Over the years we’ve found that many people have the same, or similar, questions about electrical work. We’ve included some of these questions and answers here along with other cool information as a resource for you.

Communication with Relay Electric is a key to their success. Shannon keeps me up to date on the status of jobs with them and is very good at explaining electrical issues in layman terms even I can understand.
Sally Stamper, Hutcheson Realty

Q: Do you have to replace the whole line when something is wrong?

A: We use a fault finder – a little hand-held piece of equipment (similar to a fancy stud finder) that is accurate to within a foot for finding where there are problems in an electrical line. Repairing 800-feet is much more cost effective than repairing or replacing three-miles of electrical wiring (anywhere from one-quarter to one-third the cost of re-feeding). And repairing a section of line is a viable solution in that it buys time. To put it in layman terms, wiring is like a shoe lace. When one breaks, you can knot the two ends together creating a section that is actually stronger than before. But, it’s not a new shoe lace. When problems are found in an electrical line, the bad section can be cut out and the two ends are connected together. It’s important to note that when a section of line has failed it can be an indication of damage or deterioration. It’s a good time to start thinking and planning for a long-term replacement plan.

Q: How long will wiring last?

A: Exterior wiring has a life span of 15-20 years – if all goes well. The expense of wiring is in the installation (the digging). One thing we NEVER do is direct burial of wiring. Sure, it meets city code, it is legal, but it’s not a permanent solution because it’s not protected. We always put wiring in conduit. This allows repairs to be a simple process of pulling or pushing wire through conduit rather than substantial costly repairs with directional drilling for direct burial.

Q: How do you know how many lights to use?

A: With new lighting, we work with our lighting supplier and do a photometric study to determine how much lighting is needed, where it should be placed, bulb wattage, etc. Working with the client we can help determine style for interior lighting and color for poles, pole heads, etc. for exterior lighting. We also can provide estimates and install energy efficient lighting solutions.

Q: What should I consider for a backup generator system?

A: When it comes to generators, there are several factors to consider, all of which we can help with. First, what is your need? For example, many HOAs have a generator hook-up even though they don’t have a generator. In case of emergency (ex: power is needed for a neighborhood pump house), a generator can be acquired and hooked up when necessary.

Second, what size of generator is needed? The purpose of a generator is to maintain electrical power in the event of a main source power outage. Determining and planning for critical systems continuation dictates the size and also how the connection will work. And your critical systems may be your refrigerator and ceiling fans at home or your server and computer network at the office.

Finally, we plan for and install automatic transfer switches. The system can be as complex as someone plugging the generator into the system and turning it on or as seamless as an automatic transfer switch which automatically engages when the main power source is out for 10 seconds. Again, knowing what one needs in case of a power outage determines the system.

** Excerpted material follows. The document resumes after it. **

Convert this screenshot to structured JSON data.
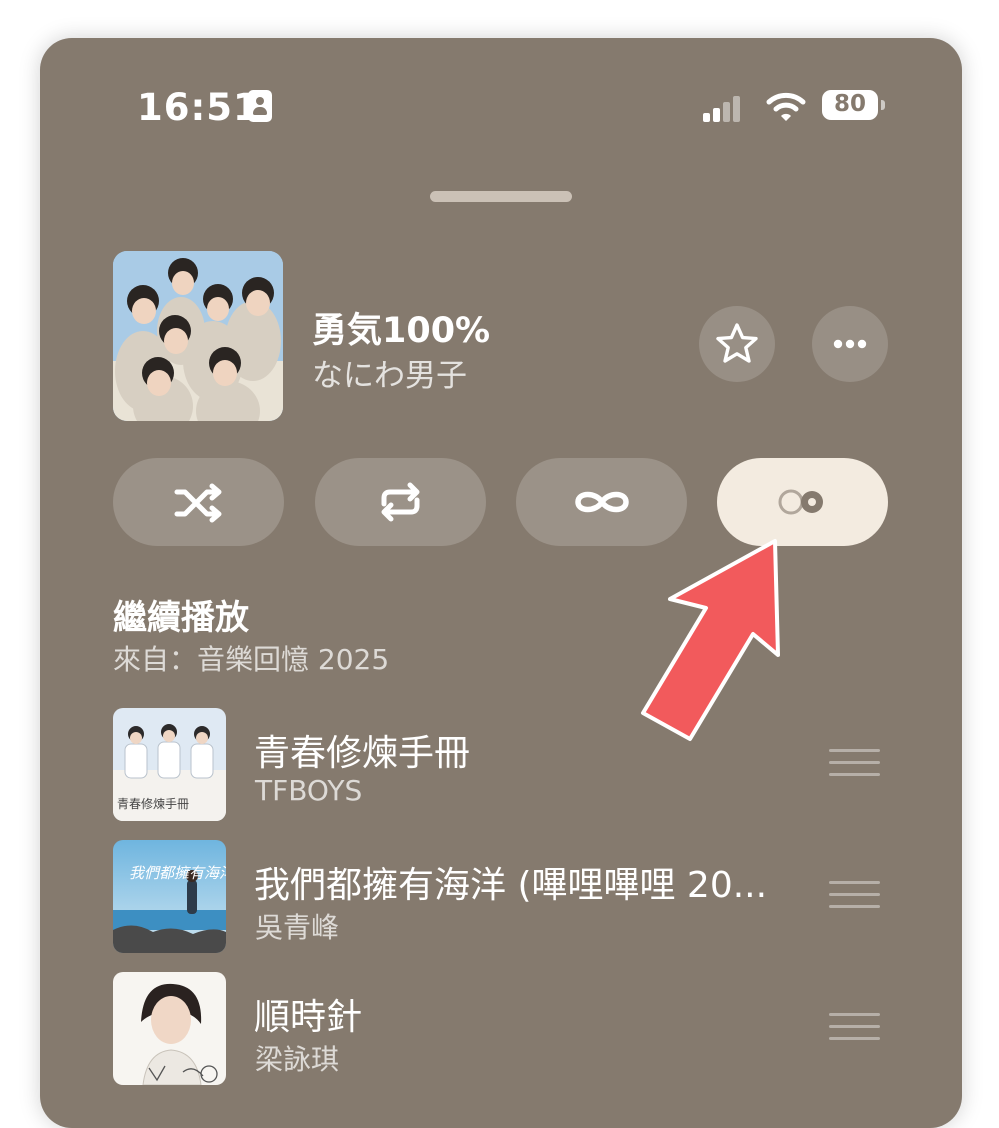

Q: How many emergency egress lights do I need?

A: Emergency egress lighting is dictated by the building code and that is enforced by the Fire Marshal. The building and electrical inspection conducted by the Fire Marshal always trumps everyone else.

Q: What fixtures should I choose?

A: Once it has been determine the size and wattage you need, the decision becomes one of aesthetics and your personal preference. We can address maintenance and technical concerns, but how something will look or how you are going to like it in your environment … you get the idea.

Q: What’s on an electric power pole ?

A: We’re so glad you asked! Dominion Power has created this great illustration depicting and describing basic equipment that can be found on a typical distribution (power) pole.

  • Electrical lines

  • Electrical wiring

  • Lighting analysis

  • Backup generator systems

  • Egress lighting analysis

  • Lighting fixtures